While the former longtime COO is seen as a viable contender, the media company’s newly constituted board of directors has retained executive search firm Korn Ferry to help potentially fill the CEO slot, Deadline has confirmed. The search is expected to take four to six months, an insider says.

The move comes amid a rapid-fire series of executive appointments made by Ianniello, with the board deciding to bring in outside assistance as it continues a series of meetings with top CBS execs and division heads.

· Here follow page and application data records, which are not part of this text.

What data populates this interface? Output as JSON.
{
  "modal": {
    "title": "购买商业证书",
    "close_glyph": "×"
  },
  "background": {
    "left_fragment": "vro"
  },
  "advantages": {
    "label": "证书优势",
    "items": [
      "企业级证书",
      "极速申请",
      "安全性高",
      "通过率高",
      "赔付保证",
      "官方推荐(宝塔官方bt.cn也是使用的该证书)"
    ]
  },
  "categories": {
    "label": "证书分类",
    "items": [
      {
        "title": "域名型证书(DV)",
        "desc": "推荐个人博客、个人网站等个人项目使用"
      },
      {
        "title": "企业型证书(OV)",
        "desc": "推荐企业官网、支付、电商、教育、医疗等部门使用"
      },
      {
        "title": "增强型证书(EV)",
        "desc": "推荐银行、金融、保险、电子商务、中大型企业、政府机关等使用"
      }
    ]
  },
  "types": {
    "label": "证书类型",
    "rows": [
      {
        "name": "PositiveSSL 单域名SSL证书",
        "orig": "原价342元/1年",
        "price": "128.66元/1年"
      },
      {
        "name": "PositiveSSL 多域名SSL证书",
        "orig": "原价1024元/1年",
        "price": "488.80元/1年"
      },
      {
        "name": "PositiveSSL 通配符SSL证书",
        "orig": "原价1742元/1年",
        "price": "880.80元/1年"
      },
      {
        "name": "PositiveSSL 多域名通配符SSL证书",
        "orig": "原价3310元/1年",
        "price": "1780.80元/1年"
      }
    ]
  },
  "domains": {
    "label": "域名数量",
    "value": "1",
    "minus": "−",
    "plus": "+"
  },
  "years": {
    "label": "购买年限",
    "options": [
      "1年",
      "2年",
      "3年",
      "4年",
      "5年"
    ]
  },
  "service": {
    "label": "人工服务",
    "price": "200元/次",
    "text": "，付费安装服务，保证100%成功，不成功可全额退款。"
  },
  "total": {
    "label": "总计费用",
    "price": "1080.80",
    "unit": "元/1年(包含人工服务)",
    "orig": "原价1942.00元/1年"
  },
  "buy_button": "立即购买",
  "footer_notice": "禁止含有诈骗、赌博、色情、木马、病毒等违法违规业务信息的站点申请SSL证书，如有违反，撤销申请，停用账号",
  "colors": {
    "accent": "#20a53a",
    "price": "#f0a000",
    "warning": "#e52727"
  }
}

In those meetings, which have been ongoing as the board familiarizes itself with the company, a number of executives have complained of “a rising morale problem” at CBS in recent months as legal battles raged with controlling shareholder Shari Redstone over the future of the company. Anxieties  arose before and after longtime CEO Les Moonves resigned September 9 following reports of multiple instances of sexual misconduct going back decades.

Concerns additionally heightened that Ianniello was and remains tainted by his long professional association with Moonves as the ex-CEO and chairman’s highly effective right-hand man for years. Furthermore, Ianniello has struck some on the company’s newly stocked board as lacking the right experience for the top job. An even more prevailing is a feeling that residual fallout from his deep participation with Moonves earlier this year in the lawsuit again Redstone and National Amusements continues.

Still, Ianniello remains well in the running for becoming permanent CEO, and Redstone has yet to reveal her hand. The situation is playing out as the quick exit of interim CBS board boss Richard Parsons came in the middle of more corporate musical-chairs moves and several other high-profile departures.

Among the top internal job candidates, much attention is being given to well-regarded Showtime executive David Nevins, who was given expanded responsibilities by Ianniello earlier this month in the newly created position of chief creative officer, where he now has oversight of programming across CBS Television Studios, the network’s entertainment division, Showtime, the CW and CBS All Access. The move has been characterized by some as a deft move by Ianniello of keeping your potential enemies closer. More broadly the appointment was seen as a confident acknowledge by the interim CEO that he lacks programming and creative experience that Nevins can provide as CBS moves into the immediate future.

Other names including former CBS Entertainment executives Nancy Tellem and Nina Tassler and Disney’s ex-COO Tom Staggs have been bandied about in recent weeks too, some more seriously than others. Among the top candidates right now, only Turner’s recently departed boss John Martin has actual CEO stripes.

CBS declined comment today on the matter when contacted by Deadline.

In the meantime, Thursday’s third-quarter earnings call does present Ianniello with a ready-made opportunity to showcase his overall deftness at running the company and keeping the stock healthy — together they could prove the Rubicon he must cross to the CEO job.

Ianniello already is a familiar fixture on CBS’ earnings calls, having been elevated to chief financial officer in 2009 with responsibility for the company’s financial strategy. He often played a supporting role to Moonves, who dominated investor calls with a swagger that came from transforming the network from basement-dweller to top-rated broadcast network for 10 consecutive years.

Uncertainty and uneasiness swirled among investors during CBS’ last earnings call in August, which Ianniello’s appointment to interim CEO in early September was intended to alleviate.

The company’s stock has rallied since July 27, when the New Yorker published the first of two investigative stories detailing allegations of sexual harassment made against Moonves. CBS stock plunged nearly 12%, falling to a low of $50.91, in the first full day of trading after the exposé. Shares have seen dramatic fluctuations over past two months, but closed today at $57.35.

While intrigue about the company’s future leadership and fate will provide the backdrop for tomorrow’s call, the main focus is likely to be on nuts-and-bolts financials. Despite the public storms, the fundamentals are in solid shape; CBS has set company records for revenue in recent quarters and has exceeded internal targets for direct-to-consumer apps CBS All Access and Showtime.

Wall Street analysts are expecting earnings of $1.22 a share, a bump from $1.11 a share in the year-ago period.

In a note last week, Pivotal Research analyst Brian Wieser said the management shuffling is “understandable in context of an organization that is looking to distance itself from the past and move itself forward.”

But regardless of the individual merits and logic of the various roles, Wieser added, “the appointments are also unusual considering the interim nature of the CEO role at this time. … In the short term we don’t think anything should get in the way of anticipated operating trends, but we are mindful that the company may yet go through further organizational changes, whether with the current team in place or another one.”

Which means, to paraphrase that American poet W. Axl Rose, welcome to the jungle, Joe.